(Collection entries)
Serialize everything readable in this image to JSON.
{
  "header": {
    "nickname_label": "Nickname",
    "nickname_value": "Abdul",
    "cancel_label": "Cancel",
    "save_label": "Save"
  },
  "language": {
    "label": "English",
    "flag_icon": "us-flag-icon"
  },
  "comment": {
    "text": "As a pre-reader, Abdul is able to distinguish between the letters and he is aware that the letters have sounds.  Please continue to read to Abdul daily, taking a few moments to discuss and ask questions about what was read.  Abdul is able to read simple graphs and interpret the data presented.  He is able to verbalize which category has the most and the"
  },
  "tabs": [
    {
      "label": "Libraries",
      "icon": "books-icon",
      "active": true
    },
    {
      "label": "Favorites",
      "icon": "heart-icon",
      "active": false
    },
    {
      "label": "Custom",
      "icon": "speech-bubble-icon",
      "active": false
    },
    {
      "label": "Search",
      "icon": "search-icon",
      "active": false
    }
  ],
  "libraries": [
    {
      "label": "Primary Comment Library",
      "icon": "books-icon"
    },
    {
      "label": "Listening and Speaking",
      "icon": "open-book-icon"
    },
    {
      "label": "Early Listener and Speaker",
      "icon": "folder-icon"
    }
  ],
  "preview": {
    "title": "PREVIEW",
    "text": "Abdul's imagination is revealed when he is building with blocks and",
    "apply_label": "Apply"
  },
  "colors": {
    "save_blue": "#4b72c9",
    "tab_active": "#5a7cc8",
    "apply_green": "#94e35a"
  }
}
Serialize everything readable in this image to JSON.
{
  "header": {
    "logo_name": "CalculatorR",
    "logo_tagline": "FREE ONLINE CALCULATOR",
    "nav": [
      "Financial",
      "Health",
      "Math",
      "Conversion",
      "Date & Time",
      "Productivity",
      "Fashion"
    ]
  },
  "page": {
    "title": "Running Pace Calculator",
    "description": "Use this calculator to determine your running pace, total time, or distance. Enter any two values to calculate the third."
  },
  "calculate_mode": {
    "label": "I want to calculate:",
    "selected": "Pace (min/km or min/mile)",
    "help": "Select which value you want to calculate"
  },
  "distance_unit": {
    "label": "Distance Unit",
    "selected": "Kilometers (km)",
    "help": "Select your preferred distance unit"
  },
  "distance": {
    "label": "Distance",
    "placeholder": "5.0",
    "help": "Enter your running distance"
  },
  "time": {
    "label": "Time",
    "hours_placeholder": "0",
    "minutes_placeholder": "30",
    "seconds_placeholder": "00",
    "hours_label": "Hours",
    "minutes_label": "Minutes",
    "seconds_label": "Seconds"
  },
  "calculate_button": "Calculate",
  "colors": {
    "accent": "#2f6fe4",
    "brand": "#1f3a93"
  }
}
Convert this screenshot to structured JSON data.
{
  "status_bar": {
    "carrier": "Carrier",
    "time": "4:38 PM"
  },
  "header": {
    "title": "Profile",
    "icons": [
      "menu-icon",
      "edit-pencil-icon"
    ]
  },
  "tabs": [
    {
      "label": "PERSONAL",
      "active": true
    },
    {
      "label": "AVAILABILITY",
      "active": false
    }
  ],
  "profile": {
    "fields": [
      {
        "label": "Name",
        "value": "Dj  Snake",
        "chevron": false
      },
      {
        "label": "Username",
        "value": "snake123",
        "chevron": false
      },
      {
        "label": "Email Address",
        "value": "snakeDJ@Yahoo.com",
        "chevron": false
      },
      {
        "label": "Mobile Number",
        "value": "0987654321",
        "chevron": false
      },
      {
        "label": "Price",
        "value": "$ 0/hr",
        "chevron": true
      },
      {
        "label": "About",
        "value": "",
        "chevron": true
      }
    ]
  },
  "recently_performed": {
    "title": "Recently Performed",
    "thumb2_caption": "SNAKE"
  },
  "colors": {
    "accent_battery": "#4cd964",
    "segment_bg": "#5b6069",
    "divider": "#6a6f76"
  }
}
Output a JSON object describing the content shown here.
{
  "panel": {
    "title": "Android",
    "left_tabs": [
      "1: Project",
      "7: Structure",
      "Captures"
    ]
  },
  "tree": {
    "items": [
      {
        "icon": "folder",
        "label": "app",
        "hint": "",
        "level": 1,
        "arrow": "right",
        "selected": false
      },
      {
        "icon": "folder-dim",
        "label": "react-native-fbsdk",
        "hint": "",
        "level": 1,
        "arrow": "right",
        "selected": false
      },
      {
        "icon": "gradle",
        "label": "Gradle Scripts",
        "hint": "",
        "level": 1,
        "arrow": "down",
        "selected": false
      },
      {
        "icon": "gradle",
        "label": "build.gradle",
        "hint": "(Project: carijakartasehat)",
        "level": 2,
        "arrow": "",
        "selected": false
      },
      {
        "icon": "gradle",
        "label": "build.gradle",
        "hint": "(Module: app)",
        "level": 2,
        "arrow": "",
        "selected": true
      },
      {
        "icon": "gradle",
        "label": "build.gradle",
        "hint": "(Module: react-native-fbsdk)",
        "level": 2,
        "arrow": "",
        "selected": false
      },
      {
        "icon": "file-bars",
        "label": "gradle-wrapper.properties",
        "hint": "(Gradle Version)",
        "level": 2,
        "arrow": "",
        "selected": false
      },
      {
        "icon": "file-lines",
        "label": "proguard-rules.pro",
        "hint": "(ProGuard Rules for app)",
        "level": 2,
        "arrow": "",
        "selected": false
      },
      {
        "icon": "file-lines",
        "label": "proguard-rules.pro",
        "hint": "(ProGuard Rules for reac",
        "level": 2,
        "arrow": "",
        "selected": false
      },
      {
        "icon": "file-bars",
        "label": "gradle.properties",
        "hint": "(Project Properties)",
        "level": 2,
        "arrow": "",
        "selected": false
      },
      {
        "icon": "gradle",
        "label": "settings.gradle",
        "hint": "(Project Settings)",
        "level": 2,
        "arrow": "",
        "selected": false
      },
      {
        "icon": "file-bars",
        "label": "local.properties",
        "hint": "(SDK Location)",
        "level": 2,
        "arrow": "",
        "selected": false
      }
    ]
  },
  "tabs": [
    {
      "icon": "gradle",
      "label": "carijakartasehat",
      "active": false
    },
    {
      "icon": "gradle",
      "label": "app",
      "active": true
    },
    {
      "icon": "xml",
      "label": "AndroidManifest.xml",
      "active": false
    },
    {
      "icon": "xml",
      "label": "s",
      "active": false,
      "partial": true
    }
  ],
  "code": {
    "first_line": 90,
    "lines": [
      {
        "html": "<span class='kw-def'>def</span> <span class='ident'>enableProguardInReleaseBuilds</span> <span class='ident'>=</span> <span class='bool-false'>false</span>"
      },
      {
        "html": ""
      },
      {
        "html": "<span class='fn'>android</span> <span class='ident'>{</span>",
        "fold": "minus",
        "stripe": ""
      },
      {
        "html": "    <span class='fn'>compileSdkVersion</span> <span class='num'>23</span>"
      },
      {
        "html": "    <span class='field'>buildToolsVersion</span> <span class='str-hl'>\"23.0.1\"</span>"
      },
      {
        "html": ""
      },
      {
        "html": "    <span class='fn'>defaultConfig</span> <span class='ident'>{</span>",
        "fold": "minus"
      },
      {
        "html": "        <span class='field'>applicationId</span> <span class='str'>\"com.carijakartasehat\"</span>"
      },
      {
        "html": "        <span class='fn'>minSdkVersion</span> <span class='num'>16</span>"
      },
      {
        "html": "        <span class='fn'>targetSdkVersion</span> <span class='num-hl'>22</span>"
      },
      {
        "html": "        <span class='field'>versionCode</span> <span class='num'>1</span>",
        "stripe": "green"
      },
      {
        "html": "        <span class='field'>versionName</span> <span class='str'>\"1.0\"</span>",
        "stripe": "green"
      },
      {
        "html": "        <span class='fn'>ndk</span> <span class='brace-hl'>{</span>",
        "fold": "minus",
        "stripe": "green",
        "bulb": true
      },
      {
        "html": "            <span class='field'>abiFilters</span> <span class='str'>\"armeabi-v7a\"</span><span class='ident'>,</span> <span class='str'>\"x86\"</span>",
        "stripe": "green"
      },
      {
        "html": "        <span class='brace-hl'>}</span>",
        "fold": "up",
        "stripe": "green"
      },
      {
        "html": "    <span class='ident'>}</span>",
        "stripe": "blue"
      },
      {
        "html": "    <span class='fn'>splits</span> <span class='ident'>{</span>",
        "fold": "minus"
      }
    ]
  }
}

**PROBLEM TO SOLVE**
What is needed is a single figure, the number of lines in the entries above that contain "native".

**TASK ANSWER**
2